Orc and goblin names aren't that different than the dwarves. Its basically the same thing with fewer vowels and more misspellings. I found a few cute random name generators for orcs and goblins or both at the same time. The last one is the best since it actually shows you what the components that make up the name mean, for those that care. The other way to do this is to take Scrabble pieces and take everything except the R, G, Z, L, U, and O pieces out of it, then randomly draw whats left.

I don't know Warhammer lore that well, but I'm assuming the high elves in the game have the same kind of pansy names they have in Lord of the Rings Online, so the Lord of the Rings Online elf naming guide should work for my archmage or whatever.

For humans, well, that's a little easier... but here's a guide for Warhammer RPGs that has a good list of names.

I imagine a lot of the more "obvious" names will be used up quickly. For example, the name Aidan (which means "fire" or "fiery") would be appropriate for a Bright Wizard. And Kieran (which means "black") would work well for a solder for Chaos. Those will be gone within milliseconds of the servers coming up.

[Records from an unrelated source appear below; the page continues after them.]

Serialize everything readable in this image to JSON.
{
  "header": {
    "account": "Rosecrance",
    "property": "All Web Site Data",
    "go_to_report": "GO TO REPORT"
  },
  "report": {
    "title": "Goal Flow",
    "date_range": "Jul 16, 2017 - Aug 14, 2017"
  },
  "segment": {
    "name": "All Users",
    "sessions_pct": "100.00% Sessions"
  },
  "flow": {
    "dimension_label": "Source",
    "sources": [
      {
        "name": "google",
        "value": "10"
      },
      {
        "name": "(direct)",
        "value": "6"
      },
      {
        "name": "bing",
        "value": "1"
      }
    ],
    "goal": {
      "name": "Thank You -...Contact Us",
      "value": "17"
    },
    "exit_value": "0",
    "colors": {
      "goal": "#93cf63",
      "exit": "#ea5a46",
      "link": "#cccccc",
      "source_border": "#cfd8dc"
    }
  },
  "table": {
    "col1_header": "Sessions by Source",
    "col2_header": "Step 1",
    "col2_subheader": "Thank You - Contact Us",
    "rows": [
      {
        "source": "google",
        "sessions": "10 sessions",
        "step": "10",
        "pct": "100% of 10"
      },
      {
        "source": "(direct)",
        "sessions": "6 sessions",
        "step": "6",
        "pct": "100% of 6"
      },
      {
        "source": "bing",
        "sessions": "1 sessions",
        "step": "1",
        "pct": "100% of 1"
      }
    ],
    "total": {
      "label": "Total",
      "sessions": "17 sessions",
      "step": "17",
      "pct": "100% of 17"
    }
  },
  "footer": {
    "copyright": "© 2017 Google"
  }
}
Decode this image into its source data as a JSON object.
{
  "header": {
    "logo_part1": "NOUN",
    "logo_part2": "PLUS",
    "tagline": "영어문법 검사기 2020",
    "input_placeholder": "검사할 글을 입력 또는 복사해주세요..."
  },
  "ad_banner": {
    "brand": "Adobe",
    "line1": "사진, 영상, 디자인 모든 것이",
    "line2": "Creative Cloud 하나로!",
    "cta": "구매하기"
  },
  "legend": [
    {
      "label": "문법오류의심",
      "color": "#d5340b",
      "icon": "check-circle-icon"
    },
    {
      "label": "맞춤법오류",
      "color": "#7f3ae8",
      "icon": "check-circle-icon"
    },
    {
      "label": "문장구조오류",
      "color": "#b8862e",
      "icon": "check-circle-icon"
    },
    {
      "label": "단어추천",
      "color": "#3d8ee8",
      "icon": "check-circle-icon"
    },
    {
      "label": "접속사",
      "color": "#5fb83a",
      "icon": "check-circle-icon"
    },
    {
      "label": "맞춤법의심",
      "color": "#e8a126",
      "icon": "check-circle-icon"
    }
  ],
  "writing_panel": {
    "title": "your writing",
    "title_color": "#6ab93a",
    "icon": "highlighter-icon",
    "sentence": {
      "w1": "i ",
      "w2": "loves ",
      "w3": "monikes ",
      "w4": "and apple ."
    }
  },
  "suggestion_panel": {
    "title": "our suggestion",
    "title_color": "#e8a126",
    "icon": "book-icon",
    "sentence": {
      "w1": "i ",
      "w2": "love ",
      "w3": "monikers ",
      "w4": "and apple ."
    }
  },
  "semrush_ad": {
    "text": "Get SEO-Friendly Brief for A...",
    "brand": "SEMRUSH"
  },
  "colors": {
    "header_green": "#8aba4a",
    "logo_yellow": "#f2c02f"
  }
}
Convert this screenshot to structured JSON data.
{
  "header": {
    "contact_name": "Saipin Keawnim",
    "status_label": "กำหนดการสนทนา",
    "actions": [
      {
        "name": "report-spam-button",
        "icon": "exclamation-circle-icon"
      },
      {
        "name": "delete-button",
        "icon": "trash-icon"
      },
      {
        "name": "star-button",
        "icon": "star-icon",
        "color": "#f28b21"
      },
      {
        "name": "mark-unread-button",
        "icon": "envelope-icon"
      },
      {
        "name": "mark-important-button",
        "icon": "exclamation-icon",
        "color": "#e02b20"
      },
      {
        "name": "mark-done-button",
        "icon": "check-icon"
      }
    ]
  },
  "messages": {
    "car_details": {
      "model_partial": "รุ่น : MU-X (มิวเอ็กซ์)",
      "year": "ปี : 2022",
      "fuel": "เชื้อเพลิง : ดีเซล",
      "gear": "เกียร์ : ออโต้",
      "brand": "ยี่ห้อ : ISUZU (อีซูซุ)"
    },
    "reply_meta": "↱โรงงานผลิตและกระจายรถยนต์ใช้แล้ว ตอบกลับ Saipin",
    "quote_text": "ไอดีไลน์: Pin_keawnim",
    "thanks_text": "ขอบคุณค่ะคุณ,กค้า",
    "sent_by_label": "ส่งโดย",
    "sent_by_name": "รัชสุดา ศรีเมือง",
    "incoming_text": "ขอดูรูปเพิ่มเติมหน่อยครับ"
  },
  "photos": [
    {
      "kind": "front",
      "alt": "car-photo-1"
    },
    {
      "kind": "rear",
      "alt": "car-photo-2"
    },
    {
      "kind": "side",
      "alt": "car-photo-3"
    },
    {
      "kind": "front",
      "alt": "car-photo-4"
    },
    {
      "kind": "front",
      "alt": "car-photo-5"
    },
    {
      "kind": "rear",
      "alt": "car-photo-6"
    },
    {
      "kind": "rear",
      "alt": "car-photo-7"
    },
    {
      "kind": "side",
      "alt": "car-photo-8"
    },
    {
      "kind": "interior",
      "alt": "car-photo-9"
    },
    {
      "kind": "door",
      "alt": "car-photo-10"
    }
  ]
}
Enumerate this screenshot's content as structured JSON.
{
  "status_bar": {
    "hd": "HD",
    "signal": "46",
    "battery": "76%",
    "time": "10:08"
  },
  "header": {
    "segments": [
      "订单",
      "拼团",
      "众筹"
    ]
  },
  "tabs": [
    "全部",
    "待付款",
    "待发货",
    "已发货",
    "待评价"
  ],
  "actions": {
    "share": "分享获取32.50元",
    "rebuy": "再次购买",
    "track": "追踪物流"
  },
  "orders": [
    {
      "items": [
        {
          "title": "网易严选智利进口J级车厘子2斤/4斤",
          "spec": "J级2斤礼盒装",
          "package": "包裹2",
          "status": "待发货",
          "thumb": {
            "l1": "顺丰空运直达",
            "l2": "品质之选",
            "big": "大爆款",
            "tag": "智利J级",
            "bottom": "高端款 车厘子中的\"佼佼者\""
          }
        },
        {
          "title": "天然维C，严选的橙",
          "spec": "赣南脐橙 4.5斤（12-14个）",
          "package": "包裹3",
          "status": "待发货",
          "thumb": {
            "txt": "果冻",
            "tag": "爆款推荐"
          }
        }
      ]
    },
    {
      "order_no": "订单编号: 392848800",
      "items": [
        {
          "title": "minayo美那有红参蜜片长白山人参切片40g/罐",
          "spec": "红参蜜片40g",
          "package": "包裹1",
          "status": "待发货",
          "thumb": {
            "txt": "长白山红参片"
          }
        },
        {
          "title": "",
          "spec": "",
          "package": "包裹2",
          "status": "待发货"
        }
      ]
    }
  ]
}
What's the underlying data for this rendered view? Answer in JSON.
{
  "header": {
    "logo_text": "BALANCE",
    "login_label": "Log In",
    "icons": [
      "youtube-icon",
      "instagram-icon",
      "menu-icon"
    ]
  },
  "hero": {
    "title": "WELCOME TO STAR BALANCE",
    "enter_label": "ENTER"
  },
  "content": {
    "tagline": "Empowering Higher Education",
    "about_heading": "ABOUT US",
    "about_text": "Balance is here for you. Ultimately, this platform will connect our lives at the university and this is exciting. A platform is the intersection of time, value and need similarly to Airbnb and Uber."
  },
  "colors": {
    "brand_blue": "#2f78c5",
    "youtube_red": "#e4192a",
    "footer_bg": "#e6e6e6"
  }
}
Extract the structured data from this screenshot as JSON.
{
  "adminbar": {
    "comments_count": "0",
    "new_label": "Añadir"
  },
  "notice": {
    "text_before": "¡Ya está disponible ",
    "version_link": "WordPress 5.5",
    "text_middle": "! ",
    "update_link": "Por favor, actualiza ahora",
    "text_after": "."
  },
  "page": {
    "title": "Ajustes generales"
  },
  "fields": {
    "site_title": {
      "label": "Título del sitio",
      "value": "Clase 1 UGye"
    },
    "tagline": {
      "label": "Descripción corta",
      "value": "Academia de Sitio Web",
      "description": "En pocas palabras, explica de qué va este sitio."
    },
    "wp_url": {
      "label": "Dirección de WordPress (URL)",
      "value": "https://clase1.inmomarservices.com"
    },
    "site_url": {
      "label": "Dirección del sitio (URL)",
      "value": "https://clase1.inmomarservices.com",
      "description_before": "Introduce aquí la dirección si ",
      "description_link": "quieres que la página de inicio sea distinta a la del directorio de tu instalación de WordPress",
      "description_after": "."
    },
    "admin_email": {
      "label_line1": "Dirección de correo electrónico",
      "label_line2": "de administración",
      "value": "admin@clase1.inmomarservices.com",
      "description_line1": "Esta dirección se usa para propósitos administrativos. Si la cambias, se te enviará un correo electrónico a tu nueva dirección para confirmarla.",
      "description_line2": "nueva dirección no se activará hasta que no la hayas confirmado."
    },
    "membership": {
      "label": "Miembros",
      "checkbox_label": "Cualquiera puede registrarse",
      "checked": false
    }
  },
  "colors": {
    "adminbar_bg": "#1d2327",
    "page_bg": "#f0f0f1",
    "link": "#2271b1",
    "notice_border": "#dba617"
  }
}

The Empire setting is Germanic, so the most appropriate names should be from that background. Granted, the world of Warhammer is bigger than just the Empire, so you could probably go for a Chinese or Arab themed name and simply roleplay that your character travelled to the Empire from Cathay or Araby... but some people won't take too kindly to that.

I usually resort to culture-appropriate baby name sites for my human characters, such as this one. I find a name that sounds good and has a meaning appropriate to the type of character I'm creating. For example, a names that mean "noble" isn't appropriate when I'm rolling up someone on the side of Destruction. Instead, I'll pick a name like "Fordon" (which means "destroyer", or so the website says) which seems more appropriate for those toons.

Got any good suggestions for coming up with names? As an altaholic, I probably spend more time coming up with new names than I do playing! OK, that's not true, but still, let me know. :)